Guest essay by Eric Worrall
A series of climate lawsuits, which mainly appear to be targeting energy businesses which attempted to appease the green blob, have recently been launched around the world.
According to news.com.au;
New report paves way for individuals to sue companies over climate change
OVER the next few weeks a case will play out that will have executives all over the world very nervous.
Peruvian farmer Saul Luciano Lliuya is suing German energy giant RWE, the self-described “biggest single emitter of CO2” in Europe, for $29,000 over what he claims the company is doing to his hometown.
Lliuya lives near the Andean city of Huaraz, under constant danger from a lake that threatens to flood the town and his house and farm along with it. He has watched the lake grow more than 30 times in volume in the last 40 years as the glacier that feeds it melts, and now wants enough money to engineer a solution.
So far, a letter of complaint to the company has gone unanswered and lawyers claim there is no legal basis for his case. But the farmer, backed by NGO Germanwatch is undeterred, and if successful, the unprecedented case could be the tip of the iceberg.
“It’s sometimes said you can’t do this stuff legally and the reality is that the barriers are political, not legal,” said West Coast Environmental Law Staff Counsel, Andrew Gage.
Despite the difficulty, the idea is gaining momentum in the legal space.
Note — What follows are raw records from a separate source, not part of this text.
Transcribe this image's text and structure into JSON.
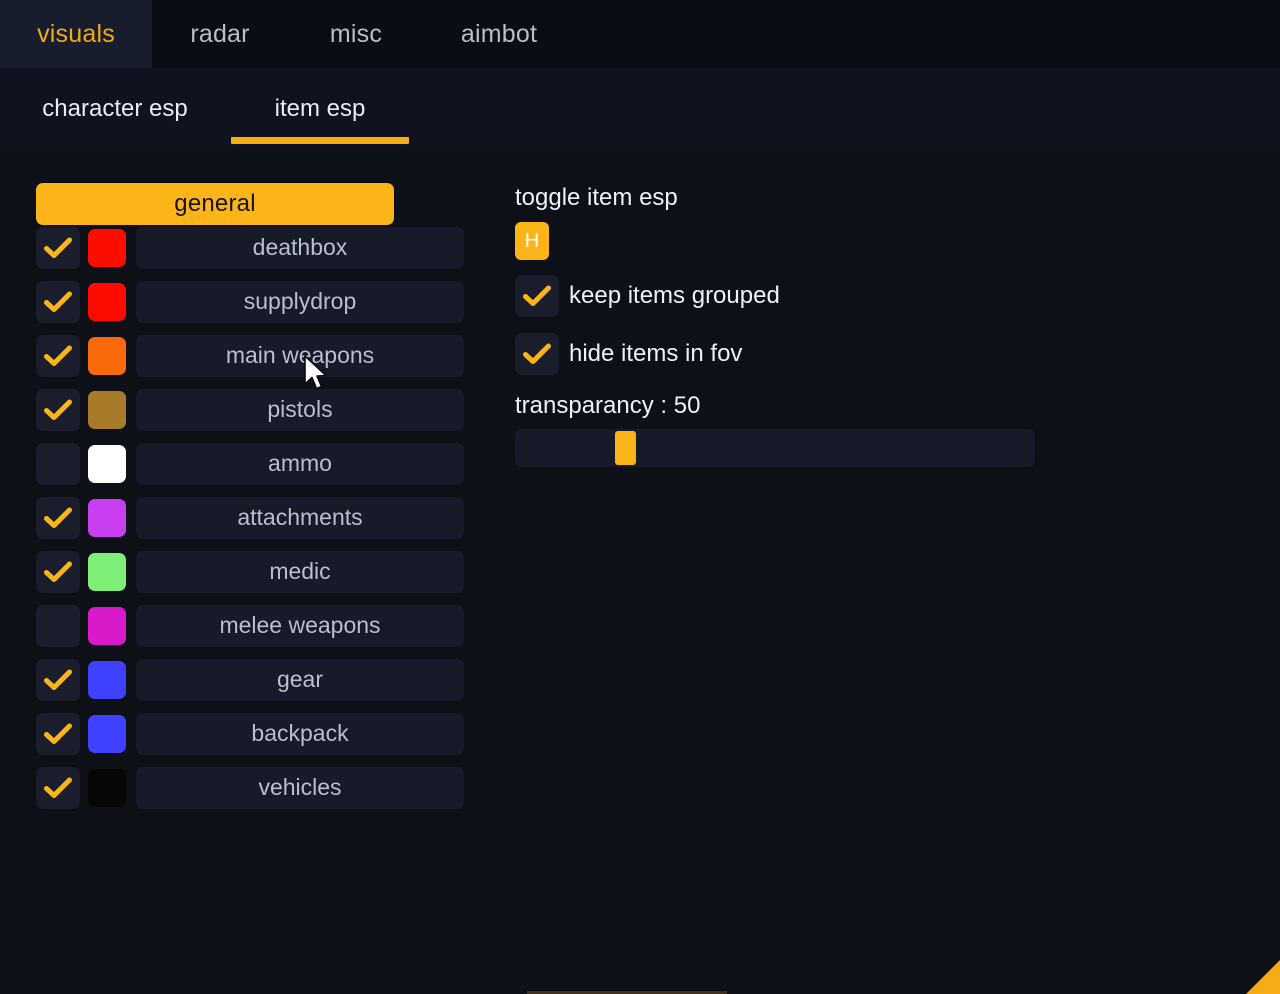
{
  "window": {
    "title": "visuals",
    "accent_color": "#fbb519",
    "background_color": "#0b0d16",
    "panel_color": "#171b29"
  },
  "top_tabs": [
    {
      "label": "visuals",
      "active": true
    },
    {
      "label": "radar",
      "active": false
    },
    {
      "label": "misc",
      "active": false
    },
    {
      "label": "aimbot",
      "active": false
    }
  ],
  "sub_tabs": [
    {
      "label": "character esp",
      "active": false
    },
    {
      "label": "item esp",
      "active": true
    }
  ],
  "left_panel": {
    "group_button": "general",
    "items": [
      {
        "label": "deathbox",
        "checked": true,
        "color": "#fc0d00"
      },
      {
        "label": "supplydrop",
        "checked": true,
        "color": "#fd0b00"
      },
      {
        "label": "main weapons",
        "checked": true,
        "color": "#f96a0b"
      },
      {
        "label": "pistols",
        "checked": true,
        "color": "#a87b2b"
      },
      {
        "label": "ammo",
        "checked": false,
        "color": "#ffffff"
      },
      {
        "label": "attachments",
        "checked": true,
        "color": "#c93ff0"
      },
      {
        "label": "medic",
        "checked": true,
        "color": "#7fee77"
      },
      {
        "label": "melee weapons",
        "checked": false,
        "color": "#d81acb"
      },
      {
        "label": "gear",
        "checked": true,
        "color": "#4040ff"
      },
      {
        "label": "backpack",
        "checked": true,
        "color": "#4040ff"
      },
      {
        "label": "vehicles",
        "checked": true,
        "color": "#060606"
      }
    ]
  },
  "right_panel": {
    "toggle_title": "toggle item esp",
    "keybind": "H",
    "options": [
      {
        "label": "keep items grouped",
        "checked": true
      },
      {
        "label": "hide items in fov",
        "checked": true
      }
    ],
    "slider": {
      "label": "transparancy : 50",
      "value": 50,
      "min": 0,
      "max": 255,
      "fill_percent": 20
    }
  }
}
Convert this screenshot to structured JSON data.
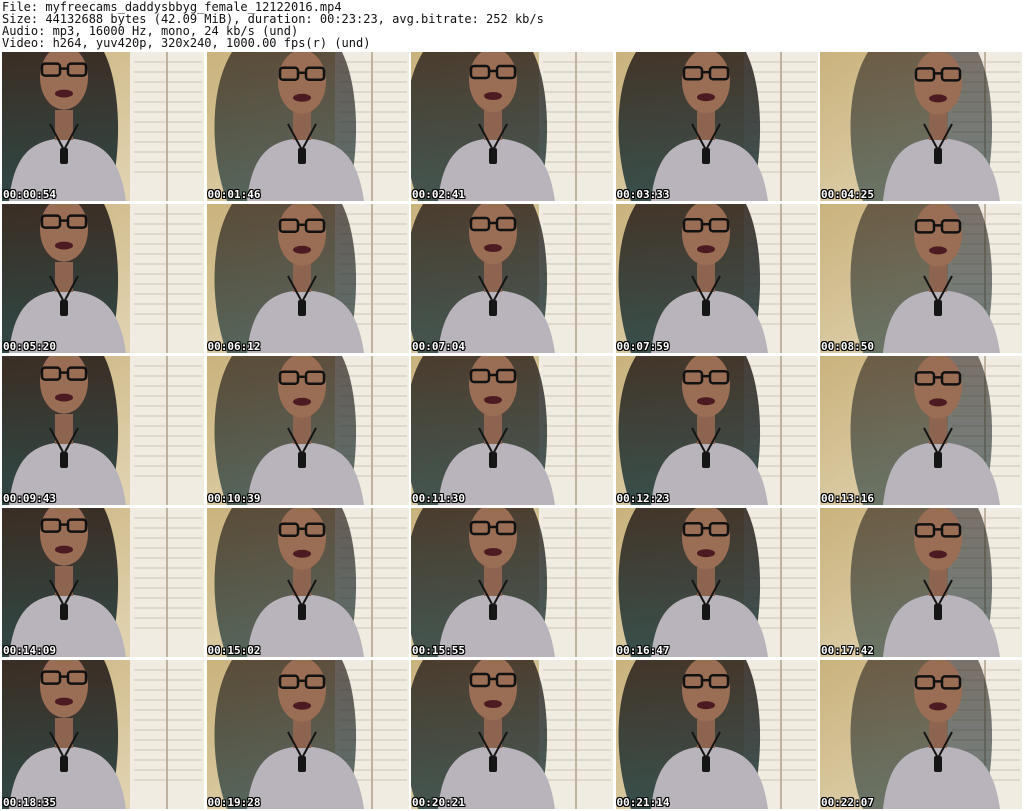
{
  "header": {
    "file": "File: myfreecams_daddysbbyg_female_12122016.mp4",
    "size": "Size: 44132688 bytes (42.09 MiB), duration: 00:23:23, avg.bitrate: 252 kb/s",
    "audio": "Audio: mp3, 16000 Hz, mono, 24 kb/s (und)",
    "video": "Video: h264, yuv420p, 320x240, 1000.00 fps(r) (und)"
  },
  "thumbnails": [
    {
      "time": "00:00:54"
    },
    {
      "time": "00:01:46"
    },
    {
      "time": "00:02:41"
    },
    {
      "time": "00:03:33"
    },
    {
      "time": "00:04:25"
    },
    {
      "time": "00:05:20"
    },
    {
      "time": "00:06:12"
    },
    {
      "time": "00:07:04"
    },
    {
      "time": "00:07:59"
    },
    {
      "time": "00:08:50"
    },
    {
      "time": "00:09:43"
    },
    {
      "time": "00:10:39"
    },
    {
      "time": "00:11:30"
    },
    {
      "time": "00:12:23"
    },
    {
      "time": "00:13:16"
    },
    {
      "time": "00:14:09"
    },
    {
      "time": "00:15:02"
    },
    {
      "time": "00:15:55"
    },
    {
      "time": "00:16:47"
    },
    {
      "time": "00:17:42"
    },
    {
      "time": "00:18:35"
    },
    {
      "time": "00:19:28"
    },
    {
      "time": "00:20:21"
    },
    {
      "time": "00:21:14"
    },
    {
      "time": "00:22:07"
    }
  ]
}
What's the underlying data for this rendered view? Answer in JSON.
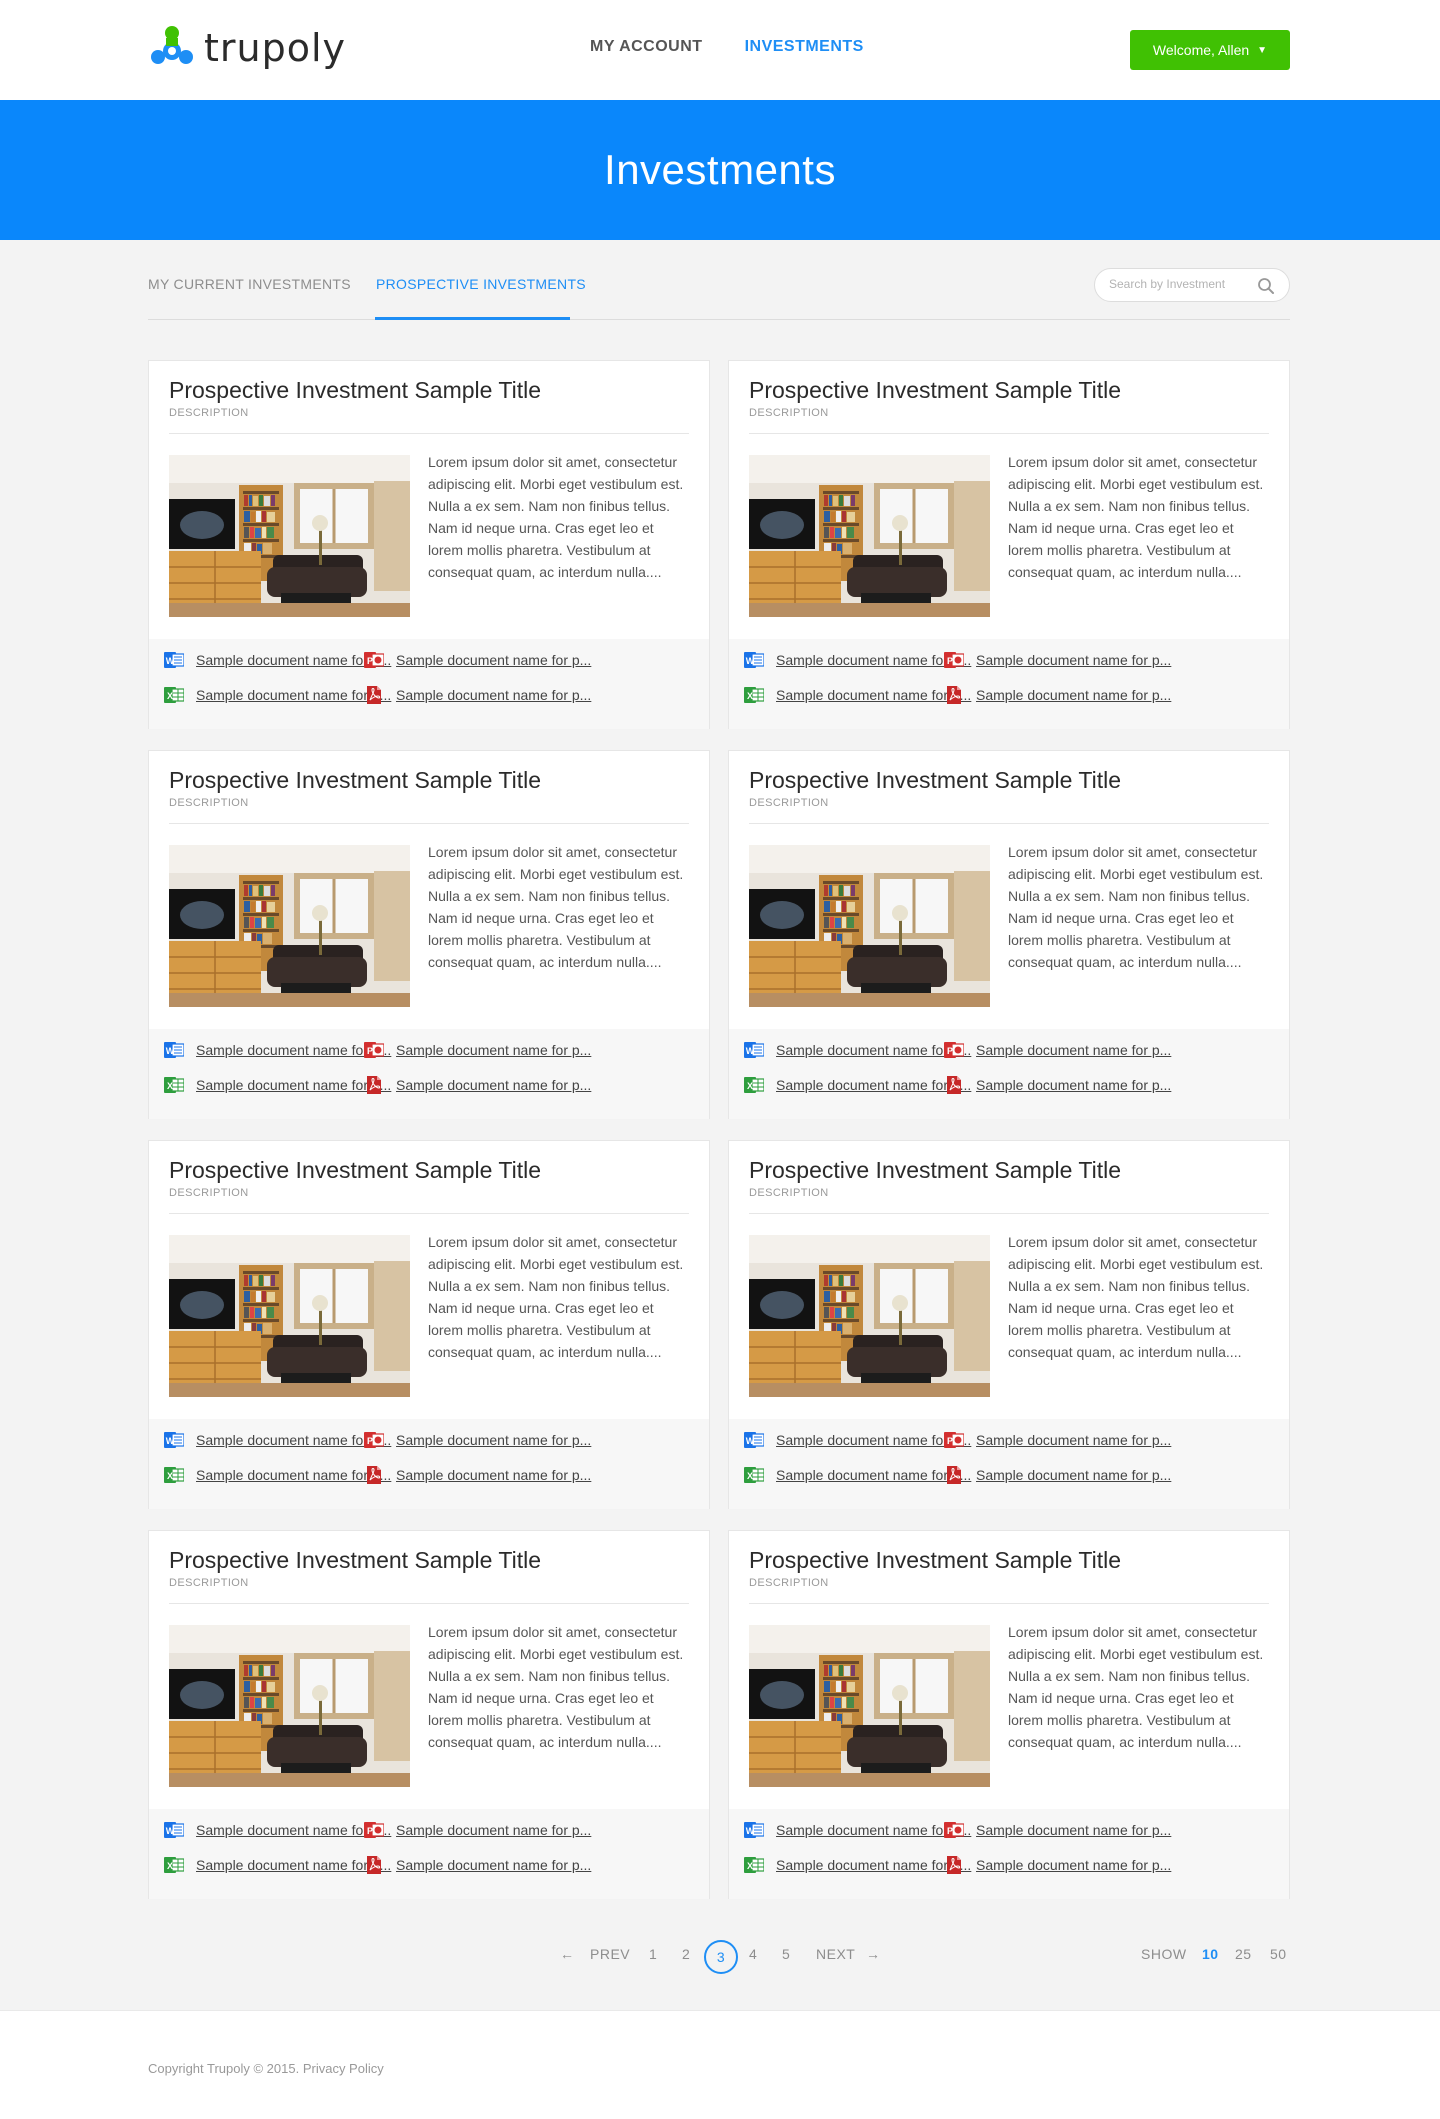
{
  "header": {
    "logo_text": "trupoly",
    "nav": [
      {
        "label": "MY ACCOUNT",
        "active": false
      },
      {
        "label": "INVESTMENTS",
        "active": true
      }
    ],
    "welcome_label": "Welcome, Allen",
    "brand_color": "#40c103"
  },
  "banner": {
    "title": "Investments",
    "color": "#0a87fb"
  },
  "tabs": {
    "current": "MY CURRENT INVESTMENTS",
    "prospective": "PROSPECTIVE INVESTMENTS",
    "active": "prospective"
  },
  "search": {
    "placeholder": "Search by Investment",
    "icon": "search-icon"
  },
  "cards": [
    {
      "title": "Prospective Investment Sample Title",
      "description": "DESCRIPTION",
      "text": "Lorem ipsum dolor sit amet, consectetur adipiscing elit. Morbi eget vestibulum est. Nulla a ex sem. Nam non finibus tellus. Nam id neque urna. Cras eget leo et lorem mollis pharetra. Vestibulum at consequat quam, ac interdum nulla....",
      "docs": [
        "Sample document name for p...",
        "Sample document name for p...",
        "Sample document name for p...",
        "Sample document name for p..."
      ]
    },
    {
      "title": "Prospective Investment Sample Title",
      "description": "DESCRIPTION",
      "text": "Lorem ipsum dolor sit amet, consectetur adipiscing elit. Morbi eget vestibulum est. Nulla a ex sem. Nam non finibus tellus. Nam id neque urna. Cras eget leo et lorem mollis pharetra. Vestibulum at consequat quam, ac interdum nulla....",
      "docs": [
        "Sample document name for p...",
        "Sample document name for p...",
        "Sample document name for p...",
        "Sample document name for p..."
      ]
    },
    {
      "title": "Prospective Investment Sample Title",
      "description": "DESCRIPTION",
      "text": "Lorem ipsum dolor sit amet, consectetur adipiscing elit. Morbi eget vestibulum est. Nulla a ex sem. Nam non finibus tellus. Nam id neque urna. Cras eget leo et lorem mollis pharetra. Vestibulum at consequat quam, ac interdum nulla....",
      "docs": [
        "Sample document name for p...",
        "Sample document name for p...",
        "Sample document name for p...",
        "Sample document name for p..."
      ]
    },
    {
      "title": "Prospective Investment Sample Title",
      "description": "DESCRIPTION",
      "text": "Lorem ipsum dolor sit amet, consectetur adipiscing elit. Morbi eget vestibulum est. Nulla a ex sem. Nam non finibus tellus. Nam id neque urna. Cras eget leo et lorem mollis pharetra. Vestibulum at consequat quam, ac interdum nulla....",
      "docs": [
        "Sample document name for p...",
        "Sample document name for p...",
        "Sample document name for p...",
        "Sample document name for p..."
      ]
    },
    {
      "title": "Prospective Investment Sample Title",
      "description": "DESCRIPTION",
      "text": "Lorem ipsum dolor sit amet, consectetur adipiscing elit. Morbi eget vestibulum est. Nulla a ex sem. Nam non finibus tellus. Nam id neque urna. Cras eget leo et lorem mollis pharetra. Vestibulum at consequat quam, ac interdum nulla....",
      "docs": [
        "Sample document name for p...",
        "Sample document name for p...",
        "Sample document name for p...",
        "Sample document name for p..."
      ]
    },
    {
      "title": "Prospective Investment Sample Title",
      "description": "DESCRIPTION",
      "text": "Lorem ipsum dolor sit amet, consectetur adipiscing elit. Morbi eget vestibulum est. Nulla a ex sem. Nam non finibus tellus. Nam id neque urna. Cras eget leo et lorem mollis pharetra. Vestibulum at consequat quam, ac interdum nulla....",
      "docs": [
        "Sample document name for p...",
        "Sample document name for p...",
        "Sample document name for p...",
        "Sample document name for p..."
      ]
    },
    {
      "title": "Prospective Investment Sample Title",
      "description": "DESCRIPTION",
      "text": "Lorem ipsum dolor sit amet, consectetur adipiscing elit. Morbi eget vestibulum est. Nulla a ex sem. Nam non finibus tellus. Nam id neque urna. Cras eget leo et lorem mollis pharetra. Vestibulum at consequat quam, ac interdum nulla....",
      "docs": [
        "Sample document name for p...",
        "Sample document name for p...",
        "Sample document name for p...",
        "Sample document name for p..."
      ]
    },
    {
      "title": "Prospective Investment Sample Title",
      "description": "DESCRIPTION",
      "text": "Lorem ipsum dolor sit amet, consectetur adipiscing elit. Morbi eget vestibulum est. Nulla a ex sem. Nam non finibus tellus. Nam id neque urna. Cras eget leo et lorem mollis pharetra. Vestibulum at consequat quam, ac interdum nulla....",
      "docs": [
        "Sample document name for p...",
        "Sample document name for p...",
        "Sample document name for p...",
        "Sample document name for p..."
      ]
    }
  ],
  "doc_types": [
    "word-doc-icon",
    "powerpoint-doc-icon",
    "excel-doc-icon",
    "pdf-doc-icon"
  ],
  "doc_colors": {
    "word": "#1a73e8",
    "powerpoint": "#d32f2f",
    "excel": "#2e9e3e",
    "pdf": "#c62828"
  },
  "pagination": {
    "prev": "PREV",
    "next": "NEXT",
    "prev_arrow": "←",
    "next_arrow": "→",
    "pages": [
      "1",
      "2",
      "3",
      "4",
      "5"
    ],
    "current": "3",
    "show_label": "SHOW",
    "sizes": [
      "10",
      "25",
      "50"
    ],
    "active_size": "10"
  },
  "footer": {
    "copyright": "Copyright Trupoly © 2015. Privacy Policy"
  }
}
Earlier this month the Human Rights Commission of the Philippines announced it would investigate whether fossil fuel companies could be held responsible for climate change following a petition brought to them by Greenpeace over the role of the “carbon majors” in global warming. Australian company BHP Billiton ranks number 19 in a list of major emitters topped by Chevron, ExxonMobil and Saudi Aramco, according to the report.
Greenpeace international executive director Kumi Naidoo said he hoped the decision would inspire other human rights commissions to take part, saying: “If I were a CEO of a fossil fuel company, I would be running scared.”
BHP Billiton would not provide comment on the issue. However the company said it strongly supports efforts to reach the two degree global goal including putting a price on carbon. Their recent portfolio analysis into climate change said the company is working with governments and other groups to reduce emissions and provide energy for a developing world.
I’m not a qualified lawyer, but there appears to be a real risk, especially for businesses which have noisily declared their public support for environmental issues. How can a company plausibly reject a lawsuit for business activity related damage to the environment, when their PR department embraces claims that such damage is occurring?
To paraphrase a well known metaphor, if you sleep with greens, don’t be surprised if you wake up with lawsuits.